*** Opening of INFORMATION SHOWN ***
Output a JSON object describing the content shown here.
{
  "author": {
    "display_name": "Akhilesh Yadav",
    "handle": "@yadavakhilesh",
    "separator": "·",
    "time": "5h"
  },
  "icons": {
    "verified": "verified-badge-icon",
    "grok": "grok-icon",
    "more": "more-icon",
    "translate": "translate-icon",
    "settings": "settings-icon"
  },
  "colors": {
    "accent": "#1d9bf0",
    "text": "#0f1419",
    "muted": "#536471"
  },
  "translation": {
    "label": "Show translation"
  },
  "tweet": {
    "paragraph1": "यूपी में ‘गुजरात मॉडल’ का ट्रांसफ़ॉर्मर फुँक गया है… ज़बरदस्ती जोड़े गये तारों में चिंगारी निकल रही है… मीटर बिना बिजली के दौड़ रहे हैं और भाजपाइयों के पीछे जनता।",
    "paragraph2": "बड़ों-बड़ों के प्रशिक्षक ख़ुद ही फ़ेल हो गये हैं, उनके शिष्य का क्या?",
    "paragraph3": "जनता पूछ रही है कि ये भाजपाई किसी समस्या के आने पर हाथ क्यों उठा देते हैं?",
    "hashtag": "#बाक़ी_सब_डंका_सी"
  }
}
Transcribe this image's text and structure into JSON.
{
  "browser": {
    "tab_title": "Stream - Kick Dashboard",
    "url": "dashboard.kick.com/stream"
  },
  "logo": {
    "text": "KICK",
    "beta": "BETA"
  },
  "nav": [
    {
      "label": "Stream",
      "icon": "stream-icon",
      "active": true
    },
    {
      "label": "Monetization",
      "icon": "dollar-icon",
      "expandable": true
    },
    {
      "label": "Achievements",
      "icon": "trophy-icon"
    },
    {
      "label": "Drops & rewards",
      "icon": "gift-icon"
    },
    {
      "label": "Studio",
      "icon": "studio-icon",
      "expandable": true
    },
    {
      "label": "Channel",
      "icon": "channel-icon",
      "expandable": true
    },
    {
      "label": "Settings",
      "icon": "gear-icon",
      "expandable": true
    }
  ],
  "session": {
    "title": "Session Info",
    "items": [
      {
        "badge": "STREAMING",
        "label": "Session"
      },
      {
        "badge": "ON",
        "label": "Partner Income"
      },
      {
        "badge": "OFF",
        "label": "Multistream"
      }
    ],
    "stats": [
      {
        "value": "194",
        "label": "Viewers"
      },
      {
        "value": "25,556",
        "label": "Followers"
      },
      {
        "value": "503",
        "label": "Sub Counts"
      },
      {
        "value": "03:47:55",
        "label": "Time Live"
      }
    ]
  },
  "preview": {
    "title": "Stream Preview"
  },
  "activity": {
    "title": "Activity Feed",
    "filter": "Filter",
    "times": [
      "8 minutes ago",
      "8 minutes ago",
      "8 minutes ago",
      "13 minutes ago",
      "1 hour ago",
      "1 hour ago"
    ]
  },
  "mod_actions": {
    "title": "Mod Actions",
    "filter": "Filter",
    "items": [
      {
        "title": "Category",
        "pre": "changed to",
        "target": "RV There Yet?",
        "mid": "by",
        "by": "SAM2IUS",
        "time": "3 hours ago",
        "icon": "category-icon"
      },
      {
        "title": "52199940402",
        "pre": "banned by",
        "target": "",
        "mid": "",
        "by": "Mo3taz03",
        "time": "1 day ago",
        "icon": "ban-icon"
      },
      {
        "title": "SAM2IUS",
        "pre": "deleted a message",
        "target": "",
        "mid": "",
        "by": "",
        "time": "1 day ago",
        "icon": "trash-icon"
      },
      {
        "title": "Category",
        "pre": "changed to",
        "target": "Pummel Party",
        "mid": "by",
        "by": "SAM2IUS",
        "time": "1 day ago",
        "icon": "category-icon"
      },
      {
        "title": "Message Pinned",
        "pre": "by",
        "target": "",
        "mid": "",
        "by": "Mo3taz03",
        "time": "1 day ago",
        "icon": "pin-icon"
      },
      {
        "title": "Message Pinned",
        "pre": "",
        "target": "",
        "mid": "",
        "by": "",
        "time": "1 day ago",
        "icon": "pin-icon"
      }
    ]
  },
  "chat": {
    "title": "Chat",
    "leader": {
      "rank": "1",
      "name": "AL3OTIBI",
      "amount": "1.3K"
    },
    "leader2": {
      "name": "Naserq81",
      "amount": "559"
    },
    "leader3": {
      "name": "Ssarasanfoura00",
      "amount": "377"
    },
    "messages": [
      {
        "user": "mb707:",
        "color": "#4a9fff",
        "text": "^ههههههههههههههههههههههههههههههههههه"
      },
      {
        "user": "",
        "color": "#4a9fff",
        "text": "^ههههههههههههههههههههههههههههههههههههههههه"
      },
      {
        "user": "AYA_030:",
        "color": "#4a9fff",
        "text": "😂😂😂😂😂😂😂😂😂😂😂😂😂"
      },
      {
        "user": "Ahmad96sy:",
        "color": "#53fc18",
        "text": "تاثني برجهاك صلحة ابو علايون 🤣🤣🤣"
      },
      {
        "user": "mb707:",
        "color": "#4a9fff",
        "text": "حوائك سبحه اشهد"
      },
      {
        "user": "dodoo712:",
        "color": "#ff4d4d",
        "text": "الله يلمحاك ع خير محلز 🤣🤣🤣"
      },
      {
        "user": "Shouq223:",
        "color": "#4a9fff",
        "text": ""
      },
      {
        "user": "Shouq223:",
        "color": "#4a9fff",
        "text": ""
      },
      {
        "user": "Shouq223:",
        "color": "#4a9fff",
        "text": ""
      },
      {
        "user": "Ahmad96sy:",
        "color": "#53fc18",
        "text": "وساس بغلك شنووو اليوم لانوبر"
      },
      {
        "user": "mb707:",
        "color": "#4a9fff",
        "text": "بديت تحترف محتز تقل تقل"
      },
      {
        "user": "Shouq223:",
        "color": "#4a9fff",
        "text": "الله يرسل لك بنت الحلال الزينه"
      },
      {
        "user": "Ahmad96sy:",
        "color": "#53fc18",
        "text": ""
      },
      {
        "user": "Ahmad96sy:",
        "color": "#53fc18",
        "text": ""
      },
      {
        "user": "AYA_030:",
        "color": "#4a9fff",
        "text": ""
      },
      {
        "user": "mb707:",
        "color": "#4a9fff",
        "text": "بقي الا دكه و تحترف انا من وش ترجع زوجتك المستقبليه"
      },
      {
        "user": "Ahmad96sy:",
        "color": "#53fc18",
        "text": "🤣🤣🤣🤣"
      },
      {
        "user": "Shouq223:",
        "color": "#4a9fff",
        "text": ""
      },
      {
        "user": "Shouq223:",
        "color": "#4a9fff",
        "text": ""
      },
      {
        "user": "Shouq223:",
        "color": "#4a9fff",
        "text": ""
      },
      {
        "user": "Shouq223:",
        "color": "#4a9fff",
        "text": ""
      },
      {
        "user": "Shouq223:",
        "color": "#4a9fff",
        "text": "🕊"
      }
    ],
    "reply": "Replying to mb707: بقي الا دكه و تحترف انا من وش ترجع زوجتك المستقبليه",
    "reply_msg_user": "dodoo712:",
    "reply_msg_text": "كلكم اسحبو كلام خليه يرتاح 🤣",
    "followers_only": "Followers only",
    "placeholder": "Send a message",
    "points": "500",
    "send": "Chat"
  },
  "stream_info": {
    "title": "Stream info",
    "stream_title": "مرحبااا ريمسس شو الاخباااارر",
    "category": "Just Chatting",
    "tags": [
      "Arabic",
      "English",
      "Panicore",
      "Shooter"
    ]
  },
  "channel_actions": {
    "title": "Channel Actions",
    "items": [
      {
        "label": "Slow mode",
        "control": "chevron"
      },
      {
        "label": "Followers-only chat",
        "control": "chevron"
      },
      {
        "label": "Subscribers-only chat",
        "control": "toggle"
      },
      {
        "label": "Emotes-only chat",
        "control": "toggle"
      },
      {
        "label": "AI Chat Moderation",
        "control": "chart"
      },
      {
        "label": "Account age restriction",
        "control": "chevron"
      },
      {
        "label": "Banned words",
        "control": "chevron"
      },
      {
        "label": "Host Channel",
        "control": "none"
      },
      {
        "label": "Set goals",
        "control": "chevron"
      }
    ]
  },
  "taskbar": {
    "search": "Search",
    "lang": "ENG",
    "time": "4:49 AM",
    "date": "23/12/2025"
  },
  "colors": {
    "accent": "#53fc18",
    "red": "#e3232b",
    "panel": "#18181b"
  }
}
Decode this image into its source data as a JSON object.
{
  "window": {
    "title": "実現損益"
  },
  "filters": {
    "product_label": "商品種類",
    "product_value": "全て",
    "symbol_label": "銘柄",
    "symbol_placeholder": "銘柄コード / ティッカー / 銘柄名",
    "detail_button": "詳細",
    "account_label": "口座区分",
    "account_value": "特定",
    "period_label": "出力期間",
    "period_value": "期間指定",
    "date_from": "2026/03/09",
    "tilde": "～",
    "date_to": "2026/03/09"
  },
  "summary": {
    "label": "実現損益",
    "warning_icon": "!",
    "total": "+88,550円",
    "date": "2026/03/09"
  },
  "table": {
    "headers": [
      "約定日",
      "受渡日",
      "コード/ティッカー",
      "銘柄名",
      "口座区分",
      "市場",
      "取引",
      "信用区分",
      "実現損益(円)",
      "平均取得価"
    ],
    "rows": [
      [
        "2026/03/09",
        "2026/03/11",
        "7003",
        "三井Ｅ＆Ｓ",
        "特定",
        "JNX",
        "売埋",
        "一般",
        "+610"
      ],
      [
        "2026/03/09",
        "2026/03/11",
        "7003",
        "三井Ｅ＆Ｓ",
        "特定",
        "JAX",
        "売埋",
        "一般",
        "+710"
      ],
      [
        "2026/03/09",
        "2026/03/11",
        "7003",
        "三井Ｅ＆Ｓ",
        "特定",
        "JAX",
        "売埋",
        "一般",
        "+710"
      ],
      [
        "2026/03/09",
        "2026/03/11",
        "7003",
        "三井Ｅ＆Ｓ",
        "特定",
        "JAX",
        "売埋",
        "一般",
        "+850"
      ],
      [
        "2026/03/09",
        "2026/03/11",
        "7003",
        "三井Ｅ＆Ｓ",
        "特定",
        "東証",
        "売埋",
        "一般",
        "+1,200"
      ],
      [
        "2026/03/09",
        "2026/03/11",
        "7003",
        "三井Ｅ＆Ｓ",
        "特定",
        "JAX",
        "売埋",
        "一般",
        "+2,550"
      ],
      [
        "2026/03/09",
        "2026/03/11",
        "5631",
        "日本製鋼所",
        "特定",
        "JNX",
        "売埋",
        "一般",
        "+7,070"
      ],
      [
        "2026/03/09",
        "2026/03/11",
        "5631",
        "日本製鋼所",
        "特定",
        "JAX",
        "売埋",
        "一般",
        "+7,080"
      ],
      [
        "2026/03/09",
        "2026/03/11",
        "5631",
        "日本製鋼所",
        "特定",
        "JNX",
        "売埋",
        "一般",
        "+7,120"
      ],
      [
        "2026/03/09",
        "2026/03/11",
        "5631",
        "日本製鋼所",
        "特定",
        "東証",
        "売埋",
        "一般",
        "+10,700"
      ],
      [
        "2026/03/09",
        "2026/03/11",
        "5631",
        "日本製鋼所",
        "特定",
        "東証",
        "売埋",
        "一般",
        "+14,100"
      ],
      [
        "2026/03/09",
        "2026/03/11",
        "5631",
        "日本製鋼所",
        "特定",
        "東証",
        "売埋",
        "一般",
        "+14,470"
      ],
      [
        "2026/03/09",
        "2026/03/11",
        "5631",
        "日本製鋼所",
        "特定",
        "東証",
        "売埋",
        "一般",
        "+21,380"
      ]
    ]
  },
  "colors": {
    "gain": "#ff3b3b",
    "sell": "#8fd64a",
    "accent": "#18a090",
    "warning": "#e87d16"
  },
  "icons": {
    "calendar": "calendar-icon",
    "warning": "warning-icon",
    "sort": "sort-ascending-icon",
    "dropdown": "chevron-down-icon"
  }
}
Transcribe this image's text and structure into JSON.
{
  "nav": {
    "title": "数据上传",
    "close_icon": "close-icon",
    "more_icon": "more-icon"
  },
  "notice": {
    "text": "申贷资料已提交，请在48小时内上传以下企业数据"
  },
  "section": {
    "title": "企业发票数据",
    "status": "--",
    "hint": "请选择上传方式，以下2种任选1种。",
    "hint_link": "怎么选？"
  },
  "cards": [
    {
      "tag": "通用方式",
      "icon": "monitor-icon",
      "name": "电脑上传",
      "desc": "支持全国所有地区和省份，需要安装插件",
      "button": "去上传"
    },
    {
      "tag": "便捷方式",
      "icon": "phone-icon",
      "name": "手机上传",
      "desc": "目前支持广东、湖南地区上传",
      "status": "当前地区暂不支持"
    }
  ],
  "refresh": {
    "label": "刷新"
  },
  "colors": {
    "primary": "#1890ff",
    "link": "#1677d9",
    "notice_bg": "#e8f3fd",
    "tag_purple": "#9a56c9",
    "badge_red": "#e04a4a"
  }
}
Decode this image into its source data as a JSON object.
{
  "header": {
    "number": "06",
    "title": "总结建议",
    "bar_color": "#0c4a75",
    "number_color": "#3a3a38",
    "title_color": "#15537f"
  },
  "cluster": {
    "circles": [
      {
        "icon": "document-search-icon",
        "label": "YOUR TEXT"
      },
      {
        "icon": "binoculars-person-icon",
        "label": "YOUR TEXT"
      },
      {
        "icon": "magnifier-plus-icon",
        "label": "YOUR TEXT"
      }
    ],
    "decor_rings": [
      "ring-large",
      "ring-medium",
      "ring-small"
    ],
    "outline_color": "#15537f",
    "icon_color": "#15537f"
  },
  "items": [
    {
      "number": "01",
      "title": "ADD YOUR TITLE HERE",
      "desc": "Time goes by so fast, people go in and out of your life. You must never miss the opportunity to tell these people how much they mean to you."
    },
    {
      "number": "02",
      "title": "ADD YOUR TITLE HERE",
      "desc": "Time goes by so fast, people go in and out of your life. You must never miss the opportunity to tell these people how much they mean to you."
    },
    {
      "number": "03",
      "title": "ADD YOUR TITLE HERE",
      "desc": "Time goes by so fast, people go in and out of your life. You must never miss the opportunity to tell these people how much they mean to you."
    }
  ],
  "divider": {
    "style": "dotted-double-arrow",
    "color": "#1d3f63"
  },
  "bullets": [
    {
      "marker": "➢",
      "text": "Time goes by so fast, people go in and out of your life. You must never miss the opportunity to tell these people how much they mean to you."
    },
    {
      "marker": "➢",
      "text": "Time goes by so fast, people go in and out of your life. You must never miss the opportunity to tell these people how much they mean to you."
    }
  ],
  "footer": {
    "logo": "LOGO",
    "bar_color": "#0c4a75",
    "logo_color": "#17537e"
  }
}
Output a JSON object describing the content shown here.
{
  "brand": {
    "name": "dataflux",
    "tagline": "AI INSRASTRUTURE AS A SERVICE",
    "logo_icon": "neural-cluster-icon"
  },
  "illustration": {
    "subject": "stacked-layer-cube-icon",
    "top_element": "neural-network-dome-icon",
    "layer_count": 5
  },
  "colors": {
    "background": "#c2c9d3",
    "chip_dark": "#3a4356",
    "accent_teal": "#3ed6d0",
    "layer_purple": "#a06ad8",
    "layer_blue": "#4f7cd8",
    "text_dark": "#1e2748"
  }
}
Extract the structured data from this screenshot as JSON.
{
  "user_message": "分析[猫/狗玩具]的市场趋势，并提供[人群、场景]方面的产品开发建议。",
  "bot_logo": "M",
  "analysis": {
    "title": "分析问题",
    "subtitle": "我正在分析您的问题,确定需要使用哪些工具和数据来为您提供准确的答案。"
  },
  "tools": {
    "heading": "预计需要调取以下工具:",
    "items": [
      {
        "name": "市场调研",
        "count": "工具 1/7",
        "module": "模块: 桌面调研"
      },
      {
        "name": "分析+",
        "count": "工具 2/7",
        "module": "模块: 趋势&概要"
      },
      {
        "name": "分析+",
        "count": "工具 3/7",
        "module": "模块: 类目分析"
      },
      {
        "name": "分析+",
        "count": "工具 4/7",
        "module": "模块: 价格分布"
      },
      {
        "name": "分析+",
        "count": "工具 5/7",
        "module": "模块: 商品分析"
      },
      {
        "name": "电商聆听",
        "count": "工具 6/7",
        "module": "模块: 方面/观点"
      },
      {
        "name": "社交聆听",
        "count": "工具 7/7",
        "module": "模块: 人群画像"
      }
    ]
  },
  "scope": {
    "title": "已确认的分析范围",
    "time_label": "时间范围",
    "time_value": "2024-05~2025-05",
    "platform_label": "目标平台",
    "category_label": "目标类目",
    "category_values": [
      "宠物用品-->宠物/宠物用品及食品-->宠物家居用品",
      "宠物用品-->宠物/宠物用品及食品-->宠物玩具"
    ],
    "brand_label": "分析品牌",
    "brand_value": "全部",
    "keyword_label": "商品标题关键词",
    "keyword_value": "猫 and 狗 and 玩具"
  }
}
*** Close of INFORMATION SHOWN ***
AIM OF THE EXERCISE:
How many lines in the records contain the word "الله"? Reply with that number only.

SOLUTION FOR THIS TASK:
2